TASK PROMPT: For each line in the data below that has the word "icon", copy that line.

Page and application data records
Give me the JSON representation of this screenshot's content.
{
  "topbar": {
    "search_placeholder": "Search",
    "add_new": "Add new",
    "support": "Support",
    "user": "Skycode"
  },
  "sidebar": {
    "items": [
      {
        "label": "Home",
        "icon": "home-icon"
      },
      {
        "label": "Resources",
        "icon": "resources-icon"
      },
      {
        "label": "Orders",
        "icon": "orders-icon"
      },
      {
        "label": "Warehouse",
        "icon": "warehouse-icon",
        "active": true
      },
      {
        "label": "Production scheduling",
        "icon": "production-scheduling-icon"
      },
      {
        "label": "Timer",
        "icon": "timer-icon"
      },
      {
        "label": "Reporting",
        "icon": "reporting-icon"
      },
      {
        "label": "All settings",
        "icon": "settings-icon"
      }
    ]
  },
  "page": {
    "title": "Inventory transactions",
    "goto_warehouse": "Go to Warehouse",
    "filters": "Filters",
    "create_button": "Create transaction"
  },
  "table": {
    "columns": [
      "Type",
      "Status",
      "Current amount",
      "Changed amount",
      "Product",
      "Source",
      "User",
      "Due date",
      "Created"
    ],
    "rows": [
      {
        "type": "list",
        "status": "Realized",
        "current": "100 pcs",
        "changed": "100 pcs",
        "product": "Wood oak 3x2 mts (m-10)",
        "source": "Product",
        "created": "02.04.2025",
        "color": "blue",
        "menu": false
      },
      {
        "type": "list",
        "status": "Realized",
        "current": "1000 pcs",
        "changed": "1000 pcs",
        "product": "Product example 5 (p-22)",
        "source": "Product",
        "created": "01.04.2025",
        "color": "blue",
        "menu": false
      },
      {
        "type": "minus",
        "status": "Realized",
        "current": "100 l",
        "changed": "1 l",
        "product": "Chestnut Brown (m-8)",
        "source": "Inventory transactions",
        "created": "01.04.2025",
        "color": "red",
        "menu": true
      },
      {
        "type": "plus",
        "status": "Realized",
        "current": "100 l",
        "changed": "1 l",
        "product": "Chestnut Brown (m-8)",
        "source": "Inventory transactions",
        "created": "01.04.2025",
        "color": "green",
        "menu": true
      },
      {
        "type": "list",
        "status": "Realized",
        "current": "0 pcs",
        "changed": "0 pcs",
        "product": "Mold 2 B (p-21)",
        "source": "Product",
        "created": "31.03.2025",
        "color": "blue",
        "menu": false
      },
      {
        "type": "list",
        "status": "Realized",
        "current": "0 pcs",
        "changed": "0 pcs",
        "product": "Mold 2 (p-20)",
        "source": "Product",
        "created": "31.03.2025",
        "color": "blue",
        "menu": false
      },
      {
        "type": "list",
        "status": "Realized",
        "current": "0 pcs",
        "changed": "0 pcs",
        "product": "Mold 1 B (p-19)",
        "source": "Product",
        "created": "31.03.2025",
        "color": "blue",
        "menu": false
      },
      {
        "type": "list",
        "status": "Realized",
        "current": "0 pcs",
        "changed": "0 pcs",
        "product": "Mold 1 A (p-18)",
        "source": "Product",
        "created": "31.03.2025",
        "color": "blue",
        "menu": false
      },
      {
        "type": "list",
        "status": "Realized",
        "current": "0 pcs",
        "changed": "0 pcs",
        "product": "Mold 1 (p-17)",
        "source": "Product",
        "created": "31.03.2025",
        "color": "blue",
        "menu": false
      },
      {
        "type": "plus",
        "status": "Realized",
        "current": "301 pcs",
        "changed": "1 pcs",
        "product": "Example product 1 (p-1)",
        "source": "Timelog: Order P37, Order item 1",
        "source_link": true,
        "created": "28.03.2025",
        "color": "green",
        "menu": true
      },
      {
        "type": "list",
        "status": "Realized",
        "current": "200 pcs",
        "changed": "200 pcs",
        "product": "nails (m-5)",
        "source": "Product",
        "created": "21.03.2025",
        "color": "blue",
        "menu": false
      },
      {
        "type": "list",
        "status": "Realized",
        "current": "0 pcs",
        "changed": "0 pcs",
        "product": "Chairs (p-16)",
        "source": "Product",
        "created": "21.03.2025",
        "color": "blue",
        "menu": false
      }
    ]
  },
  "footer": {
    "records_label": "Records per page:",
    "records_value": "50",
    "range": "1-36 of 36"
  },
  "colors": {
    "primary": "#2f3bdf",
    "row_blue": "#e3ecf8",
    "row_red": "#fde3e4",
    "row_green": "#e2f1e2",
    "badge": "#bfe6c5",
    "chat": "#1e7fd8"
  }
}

TASK OUTPUT:
        "icon": "home-icon"
        "icon": "resources-icon"
        "icon": "orders-icon"
        "icon": "warehouse-icon",
        "icon": "production-scheduling-icon"
        "icon": "timer-icon"
        "icon": "reporting-icon"
        "icon": "settings-icon"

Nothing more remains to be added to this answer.